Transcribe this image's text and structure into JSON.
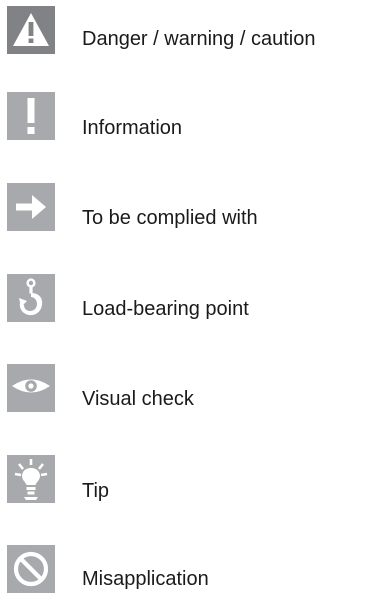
{
  "legend": {
    "items": [
      {
        "icon": "warning-triangle-icon",
        "label": "Danger / warning / caution"
      },
      {
        "icon": "exclamation-icon",
        "label": "Information"
      },
      {
        "icon": "arrow-right-icon",
        "label": "To be complied with"
      },
      {
        "icon": "lifting-hook-icon",
        "label": "Load-bearing point"
      },
      {
        "icon": "eye-icon",
        "label": "Visual check"
      },
      {
        "icon": "light-bulb-icon",
        "label": "Tip"
      },
      {
        "icon": "prohibition-icon",
        "label": "Misapplication"
      }
    ]
  },
  "colors": {
    "icon_background": "#a7a9ac",
    "icon_background_dark": "#808285",
    "icon_glyph": "#ffffff",
    "text": "#1a1a1a"
  }
}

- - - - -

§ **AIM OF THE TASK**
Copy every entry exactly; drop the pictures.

§ **RESULT OF THIS TASK**
Transcribe this image's text and structure into JSON.
{
  "legend": {
    "items": [
      {
        "icon": "warning-triangle-icon",
        "label": "Danger / warning / caution"
      },
      {
        "icon": "exclamation-icon",
        "label": "Information"
      },
      {
        "icon": "arrow-right-icon",
        "label": "To be complied with"
      },
      {
        "icon": "lifting-hook-icon",
        "label": "Load-bearing point"
      },
      {
        "icon": "eye-icon",
        "label": "Visual check"
      },
      {
        "icon": "light-bulb-icon",
        "label": "Tip"
      },
      {
        "icon": "prohibition-icon",
        "label": "Misapplication"
      }
    ]
  },
  "colors": {
    "icon_background": "#a7a9ac",
    "icon_background_dark": "#808285",
    "icon_glyph": "#ffffff",
    "text": "#1a1a1a"
  }
}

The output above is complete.